-- EXERCISE --
One figure is the expected answer: how many lines in the listing contain "trigger".
┌──
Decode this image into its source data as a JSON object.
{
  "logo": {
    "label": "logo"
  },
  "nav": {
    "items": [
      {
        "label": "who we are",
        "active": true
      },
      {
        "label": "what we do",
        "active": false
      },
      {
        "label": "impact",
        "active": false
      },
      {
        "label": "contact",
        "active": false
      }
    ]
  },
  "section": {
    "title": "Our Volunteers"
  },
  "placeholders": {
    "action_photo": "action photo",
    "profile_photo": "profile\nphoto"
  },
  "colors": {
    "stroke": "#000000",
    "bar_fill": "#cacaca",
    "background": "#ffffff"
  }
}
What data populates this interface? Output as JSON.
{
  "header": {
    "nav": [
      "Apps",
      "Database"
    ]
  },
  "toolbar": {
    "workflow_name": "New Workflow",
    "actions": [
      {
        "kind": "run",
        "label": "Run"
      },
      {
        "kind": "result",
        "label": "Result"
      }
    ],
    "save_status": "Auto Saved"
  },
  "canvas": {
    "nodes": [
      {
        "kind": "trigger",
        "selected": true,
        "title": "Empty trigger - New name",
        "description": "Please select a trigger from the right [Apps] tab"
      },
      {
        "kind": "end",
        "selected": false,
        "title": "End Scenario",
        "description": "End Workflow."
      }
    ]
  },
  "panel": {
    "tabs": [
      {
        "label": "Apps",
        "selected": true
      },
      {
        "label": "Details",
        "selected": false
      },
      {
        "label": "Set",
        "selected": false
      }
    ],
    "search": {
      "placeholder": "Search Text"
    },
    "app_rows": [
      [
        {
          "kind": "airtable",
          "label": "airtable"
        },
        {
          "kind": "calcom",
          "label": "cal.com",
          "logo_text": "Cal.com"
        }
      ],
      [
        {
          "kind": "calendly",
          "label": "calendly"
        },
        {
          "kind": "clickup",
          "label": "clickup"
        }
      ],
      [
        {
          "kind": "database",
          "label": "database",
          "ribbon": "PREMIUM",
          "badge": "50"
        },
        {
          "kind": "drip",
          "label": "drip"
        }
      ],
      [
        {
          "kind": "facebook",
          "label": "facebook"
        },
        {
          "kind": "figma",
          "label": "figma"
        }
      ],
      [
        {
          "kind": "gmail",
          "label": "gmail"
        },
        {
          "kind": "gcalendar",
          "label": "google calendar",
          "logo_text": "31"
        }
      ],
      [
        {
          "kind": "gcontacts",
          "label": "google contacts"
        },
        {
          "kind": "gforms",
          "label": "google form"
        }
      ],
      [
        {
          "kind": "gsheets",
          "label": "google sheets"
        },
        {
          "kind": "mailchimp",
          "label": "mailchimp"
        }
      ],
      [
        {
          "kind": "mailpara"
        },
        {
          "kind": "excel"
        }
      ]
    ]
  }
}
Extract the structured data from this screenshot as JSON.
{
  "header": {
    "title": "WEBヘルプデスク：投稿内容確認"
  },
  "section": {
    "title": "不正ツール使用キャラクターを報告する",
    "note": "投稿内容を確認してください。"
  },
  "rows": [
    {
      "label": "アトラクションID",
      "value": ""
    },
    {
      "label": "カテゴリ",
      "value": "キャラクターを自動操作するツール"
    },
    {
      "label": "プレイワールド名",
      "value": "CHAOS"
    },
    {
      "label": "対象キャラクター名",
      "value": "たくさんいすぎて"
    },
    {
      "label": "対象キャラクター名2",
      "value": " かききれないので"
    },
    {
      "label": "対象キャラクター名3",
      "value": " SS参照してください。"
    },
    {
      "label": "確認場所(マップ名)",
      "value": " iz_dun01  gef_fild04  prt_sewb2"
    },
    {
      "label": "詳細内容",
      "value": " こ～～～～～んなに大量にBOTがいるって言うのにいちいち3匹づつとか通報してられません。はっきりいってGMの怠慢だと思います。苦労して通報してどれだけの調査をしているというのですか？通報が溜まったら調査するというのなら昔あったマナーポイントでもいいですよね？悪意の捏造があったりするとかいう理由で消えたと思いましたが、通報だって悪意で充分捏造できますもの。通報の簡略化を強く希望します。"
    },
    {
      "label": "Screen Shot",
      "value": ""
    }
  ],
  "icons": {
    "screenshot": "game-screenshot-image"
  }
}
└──
-- COMPLETED TASK --
3